◆ **Data**:
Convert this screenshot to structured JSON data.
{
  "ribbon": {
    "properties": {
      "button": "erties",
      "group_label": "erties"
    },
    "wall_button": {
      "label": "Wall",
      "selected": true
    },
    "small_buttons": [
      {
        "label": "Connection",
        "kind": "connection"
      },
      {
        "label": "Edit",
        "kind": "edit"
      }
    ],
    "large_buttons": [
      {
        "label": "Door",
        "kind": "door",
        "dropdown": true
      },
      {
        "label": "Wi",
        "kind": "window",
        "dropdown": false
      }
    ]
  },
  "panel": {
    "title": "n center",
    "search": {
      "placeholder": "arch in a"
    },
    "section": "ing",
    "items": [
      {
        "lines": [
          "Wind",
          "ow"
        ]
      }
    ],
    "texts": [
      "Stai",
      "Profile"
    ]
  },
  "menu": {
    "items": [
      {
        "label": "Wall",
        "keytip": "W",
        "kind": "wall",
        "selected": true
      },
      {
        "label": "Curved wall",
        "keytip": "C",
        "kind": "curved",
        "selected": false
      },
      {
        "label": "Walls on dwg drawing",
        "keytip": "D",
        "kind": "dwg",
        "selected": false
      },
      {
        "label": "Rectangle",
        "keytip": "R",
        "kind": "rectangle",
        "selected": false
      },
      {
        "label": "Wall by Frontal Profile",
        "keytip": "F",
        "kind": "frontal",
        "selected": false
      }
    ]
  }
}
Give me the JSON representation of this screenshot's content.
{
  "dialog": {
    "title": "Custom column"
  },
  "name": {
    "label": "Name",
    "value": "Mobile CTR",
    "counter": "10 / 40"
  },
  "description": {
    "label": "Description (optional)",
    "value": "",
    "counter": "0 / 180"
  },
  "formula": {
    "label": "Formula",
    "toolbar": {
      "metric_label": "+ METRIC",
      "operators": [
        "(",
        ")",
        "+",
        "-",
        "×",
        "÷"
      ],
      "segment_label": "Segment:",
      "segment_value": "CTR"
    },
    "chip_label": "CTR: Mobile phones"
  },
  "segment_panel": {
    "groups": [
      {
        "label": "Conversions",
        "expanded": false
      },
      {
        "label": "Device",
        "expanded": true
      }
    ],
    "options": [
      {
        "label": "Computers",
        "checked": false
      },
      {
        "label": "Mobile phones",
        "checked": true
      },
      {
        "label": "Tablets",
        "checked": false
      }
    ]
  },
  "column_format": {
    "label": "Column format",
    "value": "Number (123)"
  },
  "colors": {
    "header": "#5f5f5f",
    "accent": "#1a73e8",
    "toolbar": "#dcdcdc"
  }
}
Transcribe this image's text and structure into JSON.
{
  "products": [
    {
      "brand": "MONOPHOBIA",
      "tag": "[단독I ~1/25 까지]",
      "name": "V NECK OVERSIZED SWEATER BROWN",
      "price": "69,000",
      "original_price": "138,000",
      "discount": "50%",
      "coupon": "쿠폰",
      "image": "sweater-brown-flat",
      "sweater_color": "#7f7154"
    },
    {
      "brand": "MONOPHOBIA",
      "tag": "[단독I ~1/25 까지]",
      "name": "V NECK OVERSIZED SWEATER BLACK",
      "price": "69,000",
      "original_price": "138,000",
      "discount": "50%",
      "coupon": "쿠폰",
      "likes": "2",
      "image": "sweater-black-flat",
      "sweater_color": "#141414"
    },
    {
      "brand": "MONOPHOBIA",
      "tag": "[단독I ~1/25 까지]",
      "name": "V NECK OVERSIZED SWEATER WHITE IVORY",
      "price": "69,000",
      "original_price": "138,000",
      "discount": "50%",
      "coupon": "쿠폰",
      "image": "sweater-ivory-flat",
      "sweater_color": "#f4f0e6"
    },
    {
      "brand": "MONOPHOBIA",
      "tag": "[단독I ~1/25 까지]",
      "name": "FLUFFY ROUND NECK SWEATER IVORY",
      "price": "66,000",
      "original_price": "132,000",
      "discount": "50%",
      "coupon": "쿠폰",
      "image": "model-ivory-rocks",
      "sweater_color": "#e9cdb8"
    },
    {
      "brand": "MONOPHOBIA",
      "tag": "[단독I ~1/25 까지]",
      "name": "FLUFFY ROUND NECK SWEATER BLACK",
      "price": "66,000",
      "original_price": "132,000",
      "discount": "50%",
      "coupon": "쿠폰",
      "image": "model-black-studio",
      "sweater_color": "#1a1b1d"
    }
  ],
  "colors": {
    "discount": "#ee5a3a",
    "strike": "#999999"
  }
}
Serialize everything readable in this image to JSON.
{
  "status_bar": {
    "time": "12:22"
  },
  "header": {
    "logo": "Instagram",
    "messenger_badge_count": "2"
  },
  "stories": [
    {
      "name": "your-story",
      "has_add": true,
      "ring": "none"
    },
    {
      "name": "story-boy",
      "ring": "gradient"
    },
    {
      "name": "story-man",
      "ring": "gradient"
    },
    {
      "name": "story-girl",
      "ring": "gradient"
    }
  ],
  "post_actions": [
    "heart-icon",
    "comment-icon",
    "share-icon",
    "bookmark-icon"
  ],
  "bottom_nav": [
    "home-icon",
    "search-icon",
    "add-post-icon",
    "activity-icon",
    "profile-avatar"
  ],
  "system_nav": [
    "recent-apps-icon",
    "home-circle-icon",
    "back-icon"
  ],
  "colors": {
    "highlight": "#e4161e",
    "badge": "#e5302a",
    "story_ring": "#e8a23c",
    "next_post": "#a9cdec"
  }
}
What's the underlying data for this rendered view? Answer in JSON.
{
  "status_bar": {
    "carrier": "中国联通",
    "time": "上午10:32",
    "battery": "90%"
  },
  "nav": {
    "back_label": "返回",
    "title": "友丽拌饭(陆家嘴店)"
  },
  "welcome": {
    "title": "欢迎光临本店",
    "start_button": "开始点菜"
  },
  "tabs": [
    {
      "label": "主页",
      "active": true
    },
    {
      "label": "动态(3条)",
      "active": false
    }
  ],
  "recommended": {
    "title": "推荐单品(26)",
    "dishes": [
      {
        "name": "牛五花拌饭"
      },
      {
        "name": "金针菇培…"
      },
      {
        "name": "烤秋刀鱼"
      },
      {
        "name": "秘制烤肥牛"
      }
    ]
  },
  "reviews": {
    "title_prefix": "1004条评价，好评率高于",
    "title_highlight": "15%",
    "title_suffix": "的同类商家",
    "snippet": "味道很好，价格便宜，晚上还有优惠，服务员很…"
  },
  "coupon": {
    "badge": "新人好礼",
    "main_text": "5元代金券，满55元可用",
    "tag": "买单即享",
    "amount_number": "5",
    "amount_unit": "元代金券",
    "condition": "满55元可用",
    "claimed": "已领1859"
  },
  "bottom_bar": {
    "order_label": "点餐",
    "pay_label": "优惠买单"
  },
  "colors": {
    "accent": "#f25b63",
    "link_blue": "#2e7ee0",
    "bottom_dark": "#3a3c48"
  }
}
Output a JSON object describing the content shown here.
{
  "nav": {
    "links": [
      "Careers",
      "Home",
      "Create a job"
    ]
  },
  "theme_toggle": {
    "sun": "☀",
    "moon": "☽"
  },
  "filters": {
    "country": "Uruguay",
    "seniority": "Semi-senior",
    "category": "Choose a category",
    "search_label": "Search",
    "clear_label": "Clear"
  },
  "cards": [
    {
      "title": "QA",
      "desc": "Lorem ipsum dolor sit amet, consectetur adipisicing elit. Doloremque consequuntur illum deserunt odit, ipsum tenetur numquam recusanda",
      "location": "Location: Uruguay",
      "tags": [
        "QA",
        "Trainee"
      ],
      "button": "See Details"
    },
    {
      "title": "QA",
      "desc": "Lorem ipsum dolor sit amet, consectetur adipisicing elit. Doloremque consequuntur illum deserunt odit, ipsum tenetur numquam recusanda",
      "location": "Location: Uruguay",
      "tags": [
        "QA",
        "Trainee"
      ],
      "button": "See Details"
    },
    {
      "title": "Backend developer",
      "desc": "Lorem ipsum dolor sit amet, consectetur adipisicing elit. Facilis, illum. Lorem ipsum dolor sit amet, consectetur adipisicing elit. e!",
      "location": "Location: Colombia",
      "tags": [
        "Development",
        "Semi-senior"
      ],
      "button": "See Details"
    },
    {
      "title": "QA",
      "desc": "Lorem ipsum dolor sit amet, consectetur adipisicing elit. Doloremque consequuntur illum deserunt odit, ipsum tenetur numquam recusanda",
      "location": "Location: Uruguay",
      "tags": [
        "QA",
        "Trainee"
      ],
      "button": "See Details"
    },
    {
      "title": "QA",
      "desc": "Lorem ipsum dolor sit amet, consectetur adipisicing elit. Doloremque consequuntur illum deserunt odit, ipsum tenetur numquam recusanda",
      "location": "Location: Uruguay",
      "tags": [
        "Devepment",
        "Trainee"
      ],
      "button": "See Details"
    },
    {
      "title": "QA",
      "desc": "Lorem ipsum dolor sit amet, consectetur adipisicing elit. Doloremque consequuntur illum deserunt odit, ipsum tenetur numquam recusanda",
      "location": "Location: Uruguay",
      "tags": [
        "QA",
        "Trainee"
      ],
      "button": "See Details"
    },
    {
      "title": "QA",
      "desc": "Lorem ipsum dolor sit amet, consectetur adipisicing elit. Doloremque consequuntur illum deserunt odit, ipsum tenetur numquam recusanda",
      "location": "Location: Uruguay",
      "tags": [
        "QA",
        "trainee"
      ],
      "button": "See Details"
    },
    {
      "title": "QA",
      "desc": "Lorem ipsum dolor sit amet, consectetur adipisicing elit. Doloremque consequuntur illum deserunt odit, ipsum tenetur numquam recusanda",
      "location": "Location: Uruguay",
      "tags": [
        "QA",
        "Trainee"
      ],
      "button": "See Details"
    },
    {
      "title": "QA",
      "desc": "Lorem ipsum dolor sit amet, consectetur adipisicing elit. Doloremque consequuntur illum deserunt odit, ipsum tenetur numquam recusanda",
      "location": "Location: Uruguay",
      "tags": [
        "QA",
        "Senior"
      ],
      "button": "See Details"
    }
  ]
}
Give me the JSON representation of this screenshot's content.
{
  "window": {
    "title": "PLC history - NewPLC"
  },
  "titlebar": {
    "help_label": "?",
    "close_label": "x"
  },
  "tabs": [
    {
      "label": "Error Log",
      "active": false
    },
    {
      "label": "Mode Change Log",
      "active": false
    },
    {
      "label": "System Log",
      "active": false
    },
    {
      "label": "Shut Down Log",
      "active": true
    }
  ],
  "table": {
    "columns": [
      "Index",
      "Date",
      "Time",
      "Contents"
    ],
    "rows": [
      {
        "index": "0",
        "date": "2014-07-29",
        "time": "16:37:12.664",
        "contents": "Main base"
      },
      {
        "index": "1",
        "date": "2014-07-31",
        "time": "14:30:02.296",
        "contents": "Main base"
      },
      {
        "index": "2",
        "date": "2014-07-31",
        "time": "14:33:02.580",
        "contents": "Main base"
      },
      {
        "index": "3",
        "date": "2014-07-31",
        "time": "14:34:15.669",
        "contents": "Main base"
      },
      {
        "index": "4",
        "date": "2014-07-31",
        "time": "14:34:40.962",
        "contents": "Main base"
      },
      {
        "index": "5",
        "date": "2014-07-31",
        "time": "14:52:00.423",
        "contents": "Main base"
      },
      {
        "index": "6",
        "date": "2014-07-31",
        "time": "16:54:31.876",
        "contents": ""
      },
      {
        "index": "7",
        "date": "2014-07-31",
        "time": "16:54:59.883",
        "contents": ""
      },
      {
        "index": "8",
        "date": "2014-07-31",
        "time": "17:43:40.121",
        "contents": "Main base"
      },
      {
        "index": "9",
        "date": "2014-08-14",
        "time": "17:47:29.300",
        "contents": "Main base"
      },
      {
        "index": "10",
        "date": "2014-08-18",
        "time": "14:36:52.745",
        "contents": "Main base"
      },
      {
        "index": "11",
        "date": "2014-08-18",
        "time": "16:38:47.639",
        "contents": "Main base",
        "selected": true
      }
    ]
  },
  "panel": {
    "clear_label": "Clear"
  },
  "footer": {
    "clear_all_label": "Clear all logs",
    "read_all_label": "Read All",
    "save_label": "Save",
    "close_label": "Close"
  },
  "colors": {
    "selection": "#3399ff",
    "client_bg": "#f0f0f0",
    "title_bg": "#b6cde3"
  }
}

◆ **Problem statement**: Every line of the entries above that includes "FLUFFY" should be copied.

◆ **The answer**:
      "name": "FLUFFY ROUND NECK SWEATER IVORY",
      "name": "FLUFFY ROUND NECK SWEATER BLACK",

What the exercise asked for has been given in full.